Recognizing that a significant number of today’s college students struggle with housing insecurity and homelessness, institutions are collaborating with local housing authorities and nonprofit groups to reduce student homelessness. A national survey revealed that 9 percent of university students and 12 percent of community college students self-identify as homeless.
This basic needs insecurity has implications not only for student success but also for colleges’ enrollment numbers, given that “students in unstable living environments…are more likely to drop out,” according to The Hechinger Report.
Efforts underway in Washington State
Looking specifically at efforts to address student homelessness in Washington State, The Hechinger Report spoke with formerly homeless student Dorothy Gorder, who eventually secured housing for herself and her son in Seattle through a collaboration between Tacoma Community College (TCC) and the Tacoma Housing Authority. The College Housing Assistance Program provides vouchers for subsidized rent to 150 TCC students who are homeless or housing-insecure. TCC has found that homeless students who are provided with housing assistance are four times more likely to stay enrolled than those without assistance.

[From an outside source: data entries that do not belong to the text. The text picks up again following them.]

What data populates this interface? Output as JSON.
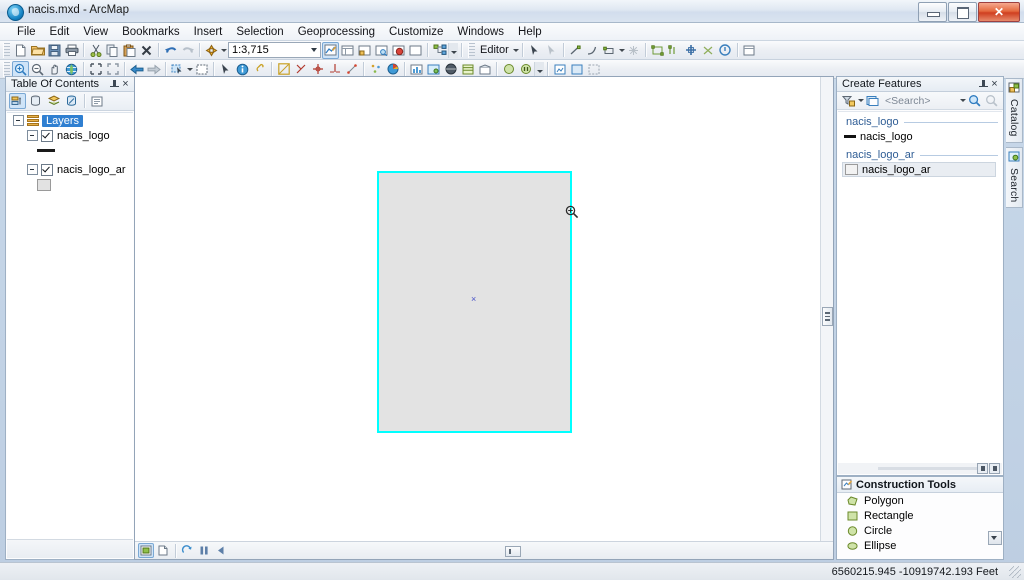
{
  "window": {
    "title": "nacis.mxd - ArcMap",
    "app_icon": "arcmap-globe-icon",
    "minimize_label": "–",
    "maximize_label": "□",
    "close_label": "✕"
  },
  "menu": {
    "items": [
      {
        "label": "File"
      },
      {
        "label": "Edit"
      },
      {
        "label": "View"
      },
      {
        "label": "Bookmarks"
      },
      {
        "label": "Insert"
      },
      {
        "label": "Selection"
      },
      {
        "label": "Geoprocessing"
      },
      {
        "label": "Customize"
      },
      {
        "label": "Windows"
      },
      {
        "label": "Help"
      }
    ]
  },
  "standard_toolbar": {
    "scale_value": "1:3,715",
    "buttons": [
      {
        "name": "new-map-icon"
      },
      {
        "name": "open-icon"
      },
      {
        "name": "save-icon"
      },
      {
        "name": "print-icon"
      },
      {
        "name": "cut-icon"
      },
      {
        "name": "copy-icon"
      },
      {
        "name": "paste-icon"
      },
      {
        "name": "delete-icon"
      },
      {
        "name": "undo-icon"
      },
      {
        "name": "redo-icon"
      },
      {
        "name": "add-data-icon"
      }
    ],
    "right_buttons": [
      {
        "name": "editor-toolbar-icon"
      },
      {
        "name": "table-of-contents-icon"
      },
      {
        "name": "catalog-window-icon"
      },
      {
        "name": "search-window-icon"
      },
      {
        "name": "arcglobe-icon"
      },
      {
        "name": "python-window-icon"
      },
      {
        "name": "model-builder-icon"
      }
    ]
  },
  "editor_toolbar": {
    "menu_label": "Editor",
    "buttons": [
      {
        "name": "edit-tool-icon"
      },
      {
        "name": "edit-annotation-icon"
      },
      {
        "name": "straight-segment-icon"
      },
      {
        "name": "curve-segment-icon"
      },
      {
        "name": "trace-icon"
      },
      {
        "name": "point-icon"
      },
      {
        "name": "split-icon"
      },
      {
        "name": "rotate-icon"
      },
      {
        "name": "attributes-icon"
      },
      {
        "name": "sketch-properties-icon"
      },
      {
        "name": "create-features-icon"
      }
    ]
  },
  "tools_toolbar": {
    "buttons": [
      {
        "name": "zoom-in-icon"
      },
      {
        "name": "zoom-out-icon"
      },
      {
        "name": "pan-icon"
      },
      {
        "name": "full-extent-icon"
      },
      {
        "name": "fixed-zoom-in-icon"
      },
      {
        "name": "fixed-zoom-out-icon"
      },
      {
        "name": "go-back-extent-icon"
      },
      {
        "name": "go-forward-extent-icon"
      },
      {
        "name": "select-features-icon"
      },
      {
        "name": "clear-selection-icon"
      },
      {
        "name": "select-elements-icon"
      },
      {
        "name": "identify-icon"
      }
    ]
  },
  "toc": {
    "title": "Table Of Contents",
    "tabs": [
      {
        "name": "list-by-drawing-order-icon"
      },
      {
        "name": "list-by-source-icon"
      },
      {
        "name": "list-by-visibility-icon"
      },
      {
        "name": "list-by-selection-icon"
      },
      {
        "name": "options-icon"
      }
    ],
    "root": "Layers",
    "layers": [
      {
        "label": "nacis_logo",
        "checked": true,
        "symbol": "line"
      },
      {
        "label": "nacis_logo_ar",
        "checked": true,
        "symbol": "polygon"
      }
    ]
  },
  "create_features": {
    "title": "Create Features",
    "search_placeholder": "<Search>",
    "groups": [
      {
        "header": "nacis_logo",
        "templates": [
          {
            "label": "nacis_logo",
            "symbol": "line",
            "selected": false
          }
        ]
      },
      {
        "header": "nacis_logo_ar",
        "templates": [
          {
            "label": "nacis_logo_ar",
            "symbol": "polygon",
            "selected": true
          }
        ]
      }
    ]
  },
  "construction_tools": {
    "title": "Construction Tools",
    "items": [
      {
        "label": "Polygon",
        "icon": "polygon-tool-icon"
      },
      {
        "label": "Rectangle",
        "icon": "rectangle-tool-icon"
      },
      {
        "label": "Circle",
        "icon": "circle-tool-icon"
      },
      {
        "label": "Ellipse",
        "icon": "ellipse-tool-icon"
      }
    ]
  },
  "side_tabs": [
    {
      "label": "Catalog",
      "icon": "catalog-icon"
    },
    {
      "label": "Search",
      "icon": "search-icon"
    }
  ],
  "map": {
    "cursor": "zoom-magnifier-cursor",
    "selected_feature": {
      "name": "selected-polygon",
      "outline_color": "#00ffff",
      "fill_color": "#e3e3e3"
    },
    "center_marker": "×",
    "footer_buttons": [
      {
        "name": "data-view-icon"
      },
      {
        "name": "layout-view-icon"
      },
      {
        "name": "refresh-icon"
      },
      {
        "name": "pause-drawing-icon"
      },
      {
        "name": "previous-view-icon"
      }
    ]
  },
  "status_bar": {
    "coordinates": "6560215.945  -10919742.193 Feet"
  }
}
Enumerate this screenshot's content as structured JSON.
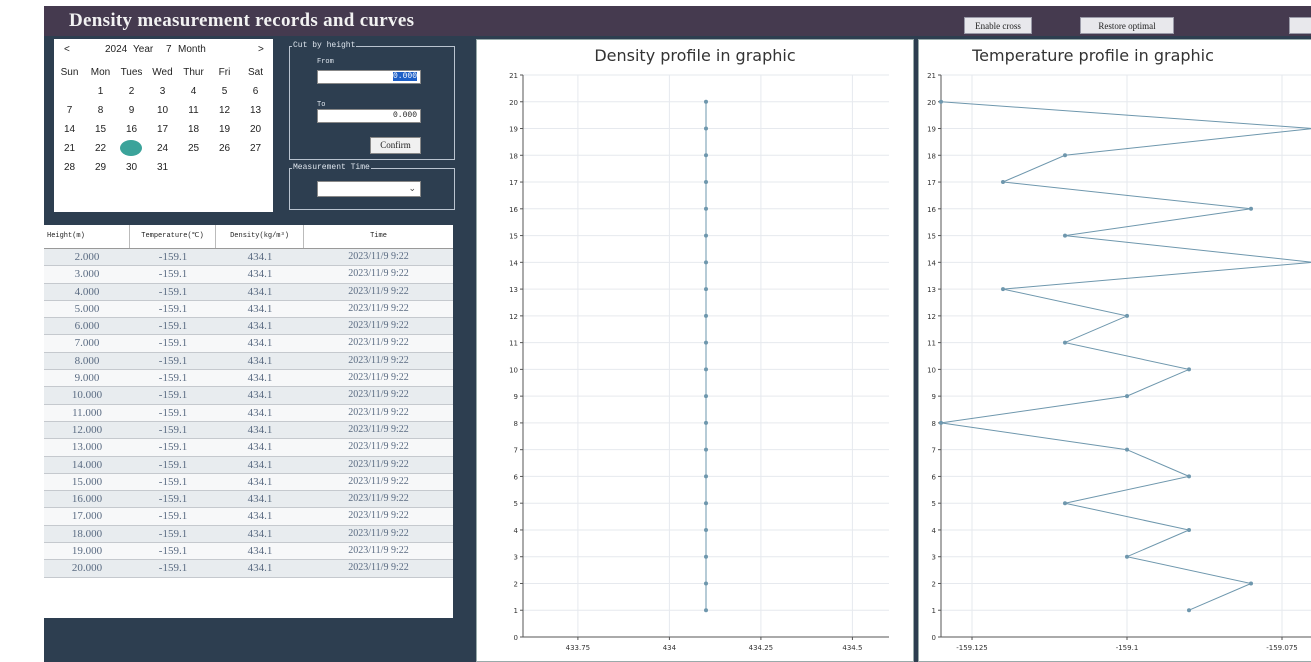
{
  "window": {
    "title": "Density measurement records and curves",
    "enable_cross": "Enable cross",
    "restore_optimal": "Restore optimal"
  },
  "calendar": {
    "prev": "<",
    "next": ">",
    "year": "2024",
    "year_label": "Year",
    "month": "7",
    "month_label": "Month",
    "weekdays": [
      "Sun",
      "Mon",
      "Tues",
      "Wed",
      "Thur",
      "Fri",
      "Sat"
    ],
    "weeks": [
      [
        "",
        "1",
        "2",
        "3",
        "4",
        "5",
        "6"
      ],
      [
        "7",
        "8",
        "9",
        "10",
        "11",
        "12",
        "13"
      ],
      [
        "14",
        "15",
        "16",
        "17",
        "18",
        "19",
        "20"
      ],
      [
        "21",
        "22",
        "23",
        "24",
        "25",
        "26",
        "27"
      ],
      [
        "28",
        "29",
        "30",
        "31",
        "",
        "",
        ""
      ]
    ],
    "selected_day": "23"
  },
  "cut_by_height": {
    "legend": "Cut by height",
    "from_label": "From",
    "from_value": "0.000",
    "to_label": "To",
    "to_value": "0.000",
    "confirm": "Confirm"
  },
  "measurement_time": {
    "legend": "Measurement Time",
    "value": ""
  },
  "table": {
    "headers": [
      "Height(m)",
      "Temperature(℃)",
      "Density(kg/m³)",
      "Time"
    ],
    "rows": [
      [
        "2.000",
        "-159.1",
        "434.1",
        "2023/11/9 9:22"
      ],
      [
        "3.000",
        "-159.1",
        "434.1",
        "2023/11/9 9:22"
      ],
      [
        "4.000",
        "-159.1",
        "434.1",
        "2023/11/9 9:22"
      ],
      [
        "5.000",
        "-159.1",
        "434.1",
        "2023/11/9 9:22"
      ],
      [
        "6.000",
        "-159.1",
        "434.1",
        "2023/11/9 9:22"
      ],
      [
        "7.000",
        "-159.1",
        "434.1",
        "2023/11/9 9:22"
      ],
      [
        "8.000",
        "-159.1",
        "434.1",
        "2023/11/9 9:22"
      ],
      [
        "9.000",
        "-159.1",
        "434.1",
        "2023/11/9 9:22"
      ],
      [
        "10.000",
        "-159.1",
        "434.1",
        "2023/11/9 9:22"
      ],
      [
        "11.000",
        "-159.1",
        "434.1",
        "2023/11/9 9:22"
      ],
      [
        "12.000",
        "-159.1",
        "434.1",
        "2023/11/9 9:22"
      ],
      [
        "13.000",
        "-159.1",
        "434.1",
        "2023/11/9 9:22"
      ],
      [
        "14.000",
        "-159.1",
        "434.1",
        "2023/11/9 9:22"
      ],
      [
        "15.000",
        "-159.1",
        "434.1",
        "2023/11/9 9:22"
      ],
      [
        "16.000",
        "-159.1",
        "434.1",
        "2023/11/9 9:22"
      ],
      [
        "17.000",
        "-159.1",
        "434.1",
        "2023/11/9 9:22"
      ],
      [
        "18.000",
        "-159.1",
        "434.1",
        "2023/11/9 9:22"
      ],
      [
        "19.000",
        "-159.1",
        "434.1",
        "2023/11/9 9:22"
      ],
      [
        "20.000",
        "-159.1",
        "434.1",
        "2023/11/9 9:22"
      ]
    ]
  },
  "colors": {
    "panel_bg": "#2d3e50",
    "title_bar": "#453a4f",
    "series": "#6e97ad",
    "selected_day": "#3ba39a"
  },
  "chart_data": [
    {
      "type": "line",
      "title": "Density profile in graphic",
      "xlabel": "",
      "ylabel": "",
      "x_ticks": [
        433.75,
        434,
        434.25,
        434.5
      ],
      "y_ticks": [
        0,
        1,
        2,
        3,
        4,
        5,
        6,
        7,
        8,
        9,
        10,
        11,
        12,
        13,
        14,
        15,
        16,
        17,
        18,
        19,
        20,
        21
      ],
      "xlim": [
        433.6,
        434.6
      ],
      "ylim": [
        0,
        21
      ],
      "grid": true,
      "series": [
        {
          "x": [
            434.1,
            434.1,
            434.1,
            434.1,
            434.1,
            434.1,
            434.1,
            434.1,
            434.1,
            434.1,
            434.1,
            434.1,
            434.1,
            434.1,
            434.1,
            434.1,
            434.1,
            434.1,
            434.1,
            434.1
          ],
          "y": [
            1,
            2,
            3,
            4,
            5,
            6,
            7,
            8,
            9,
            10,
            11,
            12,
            13,
            14,
            15,
            16,
            17,
            18,
            19,
            20
          ]
        }
      ]
    },
    {
      "type": "line",
      "title": "Temperature profile in graphic",
      "xlabel": "",
      "ylabel": "",
      "x_ticks": [
        -159.125,
        -159.1,
        -159.075
      ],
      "y_ticks": [
        0,
        1,
        2,
        3,
        4,
        5,
        6,
        7,
        8,
        9,
        10,
        11,
        12,
        13,
        14,
        15,
        16,
        17,
        18,
        19,
        20,
        21
      ],
      "xlim": [
        -159.13,
        -159.07
      ],
      "ylim": [
        0,
        21
      ],
      "grid": true,
      "series": [
        {
          "x": [
            -159.09,
            -159.08,
            -159.1,
            -159.09,
            -159.11,
            -159.09,
            -159.1,
            -159.13,
            -159.1,
            -159.09,
            -159.11,
            -159.1,
            -159.12,
            -159.07,
            -159.11,
            -159.08,
            -159.12,
            -159.11,
            -159.07,
            -159.13
          ],
          "y": [
            1,
            2,
            3,
            4,
            5,
            6,
            7,
            8,
            9,
            10,
            11,
            12,
            13,
            14,
            15,
            16,
            17,
            18,
            19,
            20
          ]
        }
      ]
    }
  ]
}
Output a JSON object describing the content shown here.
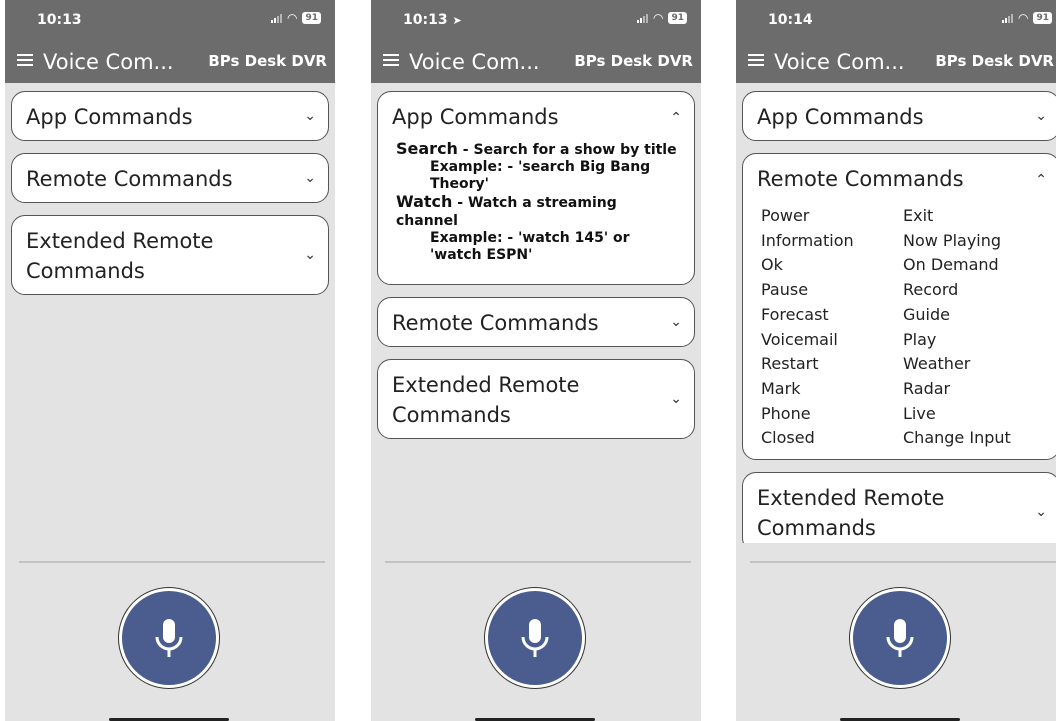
{
  "screens": [
    {
      "status_time": "10:13",
      "location_arrow": "",
      "battery": "91",
      "title": "Voice Com...",
      "device": "BPs Desk DVR",
      "sections": [
        {
          "title": "App Commands",
          "chevron": "⌄"
        },
        {
          "title": "Remote Commands",
          "chevron": "⌄"
        },
        {
          "title": "Extended Remote Commands",
          "chevron": "⌄"
        }
      ]
    },
    {
      "status_time": "10:13",
      "location_arrow": "➤",
      "battery": "91",
      "title": "Voice Com...",
      "device": "BPs Desk DVR",
      "sections": [
        {
          "title": "App Commands",
          "chevron": "⌃"
        },
        {
          "title": "Remote Commands",
          "chevron": "⌄"
        },
        {
          "title": "Extended Remote Commands",
          "chevron": "⌄"
        }
      ],
      "app_commands": [
        {
          "name": "Search",
          "desc": " - Search for a show by title",
          "example_label": "Example:",
          "example": " - 'search Big Bang Theory'"
        },
        {
          "name": "Watch",
          "desc": " - Watch a streaming channel",
          "example_label": "Example:",
          "example": " - 'watch 145' or 'watch ESPN'"
        }
      ]
    },
    {
      "status_time": "10:14",
      "location_arrow": "",
      "battery": "91",
      "title": "Voice Com...",
      "device": "BPs Desk DVR",
      "sections": [
        {
          "title": "App Commands",
          "chevron": "⌄"
        },
        {
          "title": "Remote Commands",
          "chevron": "⌃"
        },
        {
          "title": "Extended Remote Commands",
          "chevron": "⌄"
        }
      ],
      "remote_commands": [
        "Power",
        "Exit",
        "Information",
        "Now Playing",
        "Ok",
        "On Demand",
        "Pause",
        "Record",
        "Forecast",
        "Guide",
        "Voicemail",
        "Play",
        "Restart",
        "Weather",
        "Mark",
        "Radar",
        "Phone",
        "Live",
        "Closed",
        "Change Input"
      ]
    }
  ],
  "colors": {
    "bar": "#6c6c6c",
    "background": "#e3e3e3",
    "mic": "#4a5d8e"
  },
  "icons": {
    "menu": "hamburger-menu-icon",
    "mic": "microphone-icon",
    "wifi": "wifi-icon",
    "signal": "signal-icon",
    "battery": "battery-icon"
  }
}
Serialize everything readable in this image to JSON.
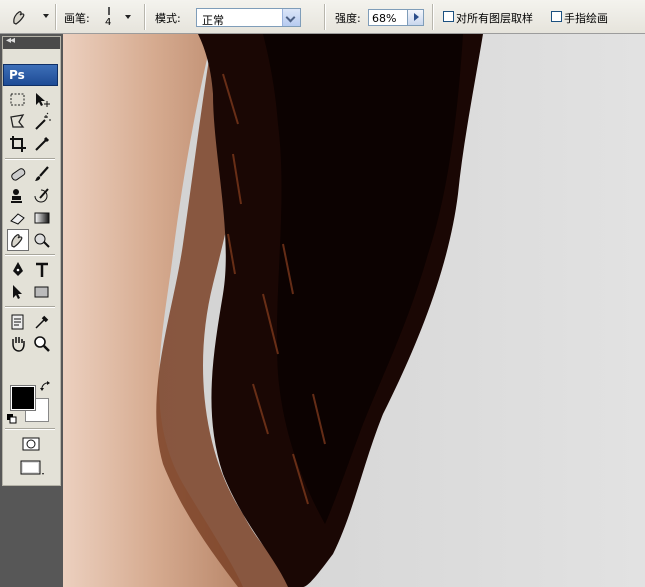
{
  "options_bar": {
    "tool_icon": "smudge-finger-icon",
    "brush_label": "画笔:",
    "brush_size": "4",
    "mode_label": "模式:",
    "mode_value": "正常",
    "strength_label": "强度:",
    "strength_value": "68%",
    "sample_all_layers_label": "对所有图层取样",
    "sample_all_layers_checked": false,
    "finger_painting_label": "手指绘画",
    "finger_painting_checked": false
  },
  "toolbox": {
    "collapse_label": "◂◂",
    "logo_label": "Ps",
    "foreground_color": "#000000",
    "background_color": "#ffffff",
    "tools": [
      "marquee-icon",
      "move-icon",
      "lasso-icon",
      "magic-wand-icon",
      "crop-icon",
      "eyedropper-slice-icon",
      "healing-brush-icon",
      "brush-icon",
      "clone-stamp-icon",
      "history-brush-icon",
      "eraser-icon",
      "gradient-icon",
      "smudge-icon",
      "dodge-icon",
      "pen-icon",
      "type-icon",
      "path-select-icon",
      "shape-icon",
      "notes-icon",
      "eyedropper-icon",
      "hand-icon",
      "zoom-icon"
    ],
    "active_tool": "smudge-icon"
  },
  "canvas": {
    "description_colors": {
      "skin": "#d9ae92",
      "hair": "#120402",
      "background": "#dedede"
    }
  }
}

A program at the University of Washington-Tacoma (UWT), meanwhile, started with student activism. Leaders in UWT’s student government partnered with the local housing authority and a private developer to reserve 52 “micro-units” for students experiencing or at risk for homelessness.
“Higher education is not a social service agency, and we recognize that,” said Ed Mirecki, dean of students at UWT. “But on the other hand, if we really are focused on increasing access and providing these [educational] opportunities for students, we have an obligation to help support their success and that means creating these support structures around affordable housing and food insecurity.”
Obstacles to housing vouchers
The Washington State programs have also shed light on obstacles to helping homeless college students. The 255-square-foot units offered by UWT, for instance, are too small for students with families. Some students also struggle to obtain and use housing vouchers, given the dearth of affordable housing in the region, the complex paperwork required, and the need to cover move-in costs. UWT’s foundation attempts to shrink that hurdle by helping cover students’ housing deposits.
Landlords also may be wary of students with past evictions or criminal records. “It’s really hard to use a voucher in this market, because landlords have been picky,” said Tacoma Housing Authority project manager Aley Thompson.
Programs inspiring statewide policy
The Hechinger Report writes that Washington lawmakers, inspired by the results from TCC’s program, “have proposed requiring the state’s community colleges and four-year institutions to give access to laundry facilities, storage units, and showers to homeless students and work with local housing authorities to develop rental assistance programs.”
Gorder, meanwhile, has testified in front of the state legislature in support of such policies—and their ability to transform lives.